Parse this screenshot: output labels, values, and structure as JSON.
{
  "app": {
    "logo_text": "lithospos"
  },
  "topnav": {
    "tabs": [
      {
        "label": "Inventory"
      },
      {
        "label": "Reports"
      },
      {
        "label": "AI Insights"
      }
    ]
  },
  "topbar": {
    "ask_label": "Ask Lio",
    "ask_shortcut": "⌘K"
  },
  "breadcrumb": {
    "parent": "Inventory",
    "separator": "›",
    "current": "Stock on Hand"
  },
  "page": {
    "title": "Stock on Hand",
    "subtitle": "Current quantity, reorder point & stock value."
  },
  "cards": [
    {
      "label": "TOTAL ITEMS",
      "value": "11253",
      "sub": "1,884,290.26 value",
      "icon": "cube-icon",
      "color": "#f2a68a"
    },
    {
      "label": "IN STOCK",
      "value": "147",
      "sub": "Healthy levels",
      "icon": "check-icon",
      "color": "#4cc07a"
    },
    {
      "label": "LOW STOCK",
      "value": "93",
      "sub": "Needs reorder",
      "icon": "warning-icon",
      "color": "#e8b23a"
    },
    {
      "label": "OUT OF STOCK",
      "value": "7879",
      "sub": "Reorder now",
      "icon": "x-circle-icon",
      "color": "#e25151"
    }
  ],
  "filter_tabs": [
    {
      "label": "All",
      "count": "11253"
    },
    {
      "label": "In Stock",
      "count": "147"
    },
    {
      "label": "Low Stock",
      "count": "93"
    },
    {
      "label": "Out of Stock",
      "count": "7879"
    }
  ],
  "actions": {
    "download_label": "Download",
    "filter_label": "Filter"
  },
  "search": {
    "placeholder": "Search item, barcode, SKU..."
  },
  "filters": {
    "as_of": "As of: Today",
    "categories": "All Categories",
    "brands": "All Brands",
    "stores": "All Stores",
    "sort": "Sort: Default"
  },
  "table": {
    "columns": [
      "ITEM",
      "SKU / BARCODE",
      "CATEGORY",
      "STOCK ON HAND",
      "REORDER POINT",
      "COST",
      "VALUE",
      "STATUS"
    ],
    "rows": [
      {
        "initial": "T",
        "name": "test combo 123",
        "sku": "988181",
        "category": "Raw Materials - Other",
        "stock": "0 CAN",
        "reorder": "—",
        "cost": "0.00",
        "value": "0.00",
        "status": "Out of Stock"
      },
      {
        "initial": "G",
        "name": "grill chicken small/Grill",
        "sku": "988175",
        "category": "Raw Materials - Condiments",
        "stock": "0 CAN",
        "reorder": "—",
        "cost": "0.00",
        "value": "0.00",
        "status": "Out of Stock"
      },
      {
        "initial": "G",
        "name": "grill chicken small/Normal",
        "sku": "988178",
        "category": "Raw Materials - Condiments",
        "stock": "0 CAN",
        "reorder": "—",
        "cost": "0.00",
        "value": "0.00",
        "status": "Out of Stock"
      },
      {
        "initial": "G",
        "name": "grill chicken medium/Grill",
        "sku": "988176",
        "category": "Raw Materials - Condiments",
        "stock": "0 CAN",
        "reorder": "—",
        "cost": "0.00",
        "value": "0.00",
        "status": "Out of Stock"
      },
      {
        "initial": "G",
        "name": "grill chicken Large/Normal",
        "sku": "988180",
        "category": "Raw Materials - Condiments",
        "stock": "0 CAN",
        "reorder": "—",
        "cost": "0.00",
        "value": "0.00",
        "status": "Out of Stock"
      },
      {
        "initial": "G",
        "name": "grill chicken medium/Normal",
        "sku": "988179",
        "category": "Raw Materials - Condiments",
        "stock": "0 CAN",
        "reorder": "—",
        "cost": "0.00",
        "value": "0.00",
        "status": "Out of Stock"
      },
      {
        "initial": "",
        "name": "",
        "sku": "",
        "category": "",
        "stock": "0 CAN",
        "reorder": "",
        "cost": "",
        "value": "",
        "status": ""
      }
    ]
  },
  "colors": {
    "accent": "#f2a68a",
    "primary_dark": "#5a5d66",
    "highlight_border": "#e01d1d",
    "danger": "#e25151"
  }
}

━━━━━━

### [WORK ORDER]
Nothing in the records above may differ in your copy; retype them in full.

### [EXERCISE RESPONSE]
Parse this screenshot: output labels, values, and structure as JSON.
{
  "app": {
    "logo_text": "lithospos"
  },
  "topnav": {
    "tabs": [
      {
        "label": "Inventory"
      },
      {
        "label": "Reports"
      },
      {
        "label": "AI Insights"
      }
    ]
  },
  "topbar": {
    "ask_label": "Ask Lio",
    "ask_shortcut": "⌘K"
  },
  "breadcrumb": {
    "parent": "Inventory",
    "separator": "›",
    "current": "Stock on Hand"
  },
  "page": {
    "title": "Stock on Hand",
    "subtitle": "Current quantity, reorder point & stock value."
  },
  "cards": [
    {
      "label": "TOTAL ITEMS",
      "value": "11253",
      "sub": "1,884,290.26 value",
      "icon": "cube-icon",
      "color": "#f2a68a"
    },
    {
      "label": "IN STOCK",
      "value": "147",
      "sub": "Healthy levels",
      "icon": "check-icon",
      "color": "#4cc07a"
    },
    {
      "label": "LOW STOCK",
      "value": "93",
      "sub": "Needs reorder",
      "icon": "warning-icon",
      "color": "#e8b23a"
    },
    {
      "label": "OUT OF STOCK",
      "value": "7879",
      "sub": "Reorder now",
      "icon": "x-circle-icon",
      "color": "#e25151"
    }
  ],
  "filter_tabs": [
    {
      "label": "All",
      "count": "11253"
    },
    {
      "label": "In Stock",
      "count": "147"
    },
    {
      "label": "Low Stock",
      "count": "93"
    },
    {
      "label": "Out of Stock",
      "count": "7879"
    }
  ],
  "actions": {
    "download_label": "Download",
    "filter_label": "Filter"
  },
  "search": {
    "placeholder": "Search item, barcode, SKU..."
  },
  "filters": {
    "as_of": "As of: Today",
    "categories": "All Categories",
    "brands": "All Brands",
    "stores": "All Stores",
    "sort": "Sort: Default"
  },
  "table": {
    "columns": [
      "ITEM",
      "SKU / BARCODE",
      "CATEGORY",
      "STOCK ON HAND",
      "REORDER POINT",
      "COST",
      "VALUE",
      "STATUS"
    ],
    "rows": [
      {
        "initial": "T",
        "name": "test combo 123",
        "sku": "988181",
        "category": "Raw Materials - Other",
        "stock": "0 CAN",
        "reorder": "—",
        "cost": "0.00",
        "value": "0.00",
        "status": "Out of Stock"
      },
      {
        "initial": "G",
        "name": "grill chicken small/Grill",
        "sku": "988175",
        "category": "Raw Materials - Condiments",
        "stock": "0 CAN",
        "reorder": "—",
        "cost": "0.00",
        "value": "0.00",
        "status": "Out of Stock"
      },
      {
        "initial": "G",
        "name": "grill chicken small/Normal",
        "sku": "988178",
        "category": "Raw Materials - Condiments",
        "stock": "0 CAN",
        "reorder": "—",
        "cost": "0.00",
        "value": "0.00",
        "status": "Out of Stock"
      },
      {
        "initial": "G",
        "name": "grill chicken medium/Grill",
        "sku": "988176",
        "category": "Raw Materials - Condiments",
        "stock": "0 CAN",
        "reorder": "—",
        "cost": "0.00",
        "value": "0.00",
        "status": "Out of Stock"
      },
      {
        "initial": "G",
        "name": "grill chicken Large/Normal",
        "sku": "988180",
        "category": "Raw Materials - Condiments",
        "stock": "0 CAN",
        "reorder": "—",
        "cost": "0.00",
        "value": "0.00",
        "status": "Out of Stock"
      },
      {
        "initial": "G",
        "name": "grill chicken medium/Normal",
        "sku": "988179",
        "category": "Raw Materials - Condiments",
        "stock": "0 CAN",
        "reorder": "—",
        "cost": "0.00",
        "value": "0.00",
        "status": "Out of Stock"
      },
      {
        "initial": "",
        "name": "",
        "sku": "",
        "category": "",
        "stock": "0 CAN",
        "reorder": "",
        "cost": "",
        "value": "",
        "status": ""
      }
    ]
  },
  "colors": {
    "accent": "#f2a68a",
    "primary_dark": "#5a5d66",
    "highlight_border": "#e01d1d",
    "danger": "#e25151"
  }
}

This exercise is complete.